Designers should start a companies.
Fact is, junior designers have no influence in a corporation. I don’t want to be a part of that.
You can take the traditional corporate path, or you can start a company. It’s different, and different is scary, but my design education prepared me for iteration and solving difficult problems.
This isn’t a walk in the park. Making decisions, project managing myself, and taking responsibility isn’t easy. I think many people are afraid of that responsibility. I know it because I live it everyday, as I’m trying to grow both my design and business skills through bringing a product to market. It’s unnerving, but exciting. I prefer excitement to a structured trajectory as long as it’s economically feasible.
And I prefer it to the the cost of most graduate school education options. You aren’t going to make any money at the start of an enterprise. But let’s compare that to MBA education. What if you just paid yourself 60K a year (well, maybe in time equivalent) instead of putting it into school coffers? And if you’re smart and have saved some money, why not?
I may or may not make it at this entrepreneurship game this time around. Experience from my program indicates that those who start their own companies are likely to fail in the short run. This shouldn’t be surprising. The best business leaders in the world fail for a myriad of reasons. But the worst case isn’t bad. I’ve seen my fellow business designers (“biz des”ers?) skip the corporate crawl. One individual who just 2 years ago entered IxD is now a UX director at a local Austin company. That doesn’t happen out of grad school typically. It happens after running your own business.

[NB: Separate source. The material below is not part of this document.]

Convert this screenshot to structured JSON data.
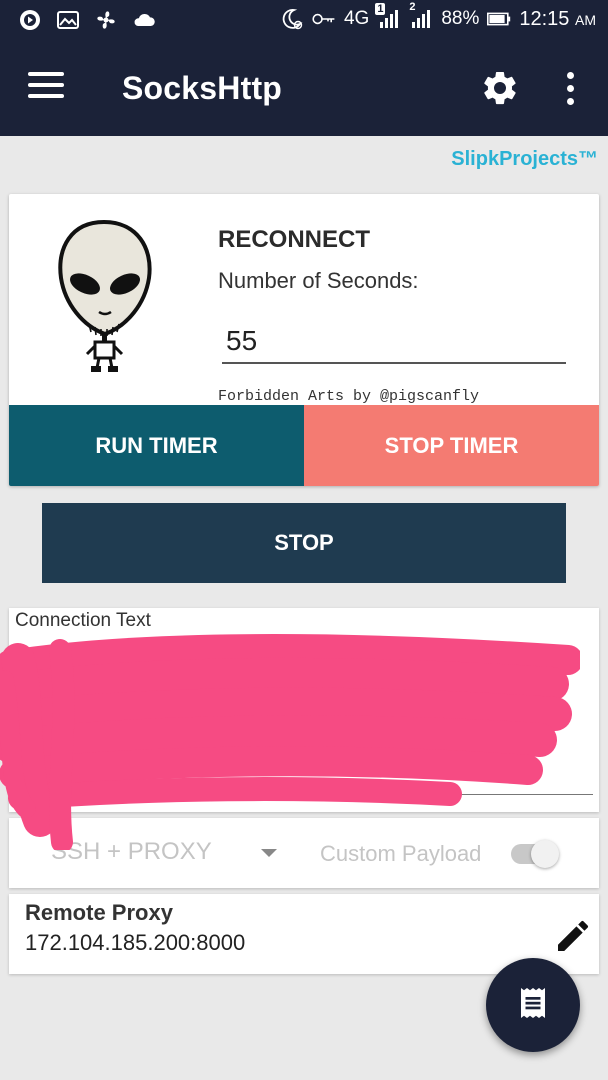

Talk about showing grit to your potential self, supporters, and users. Pay it forward now by starting something that’s your own.No Comments »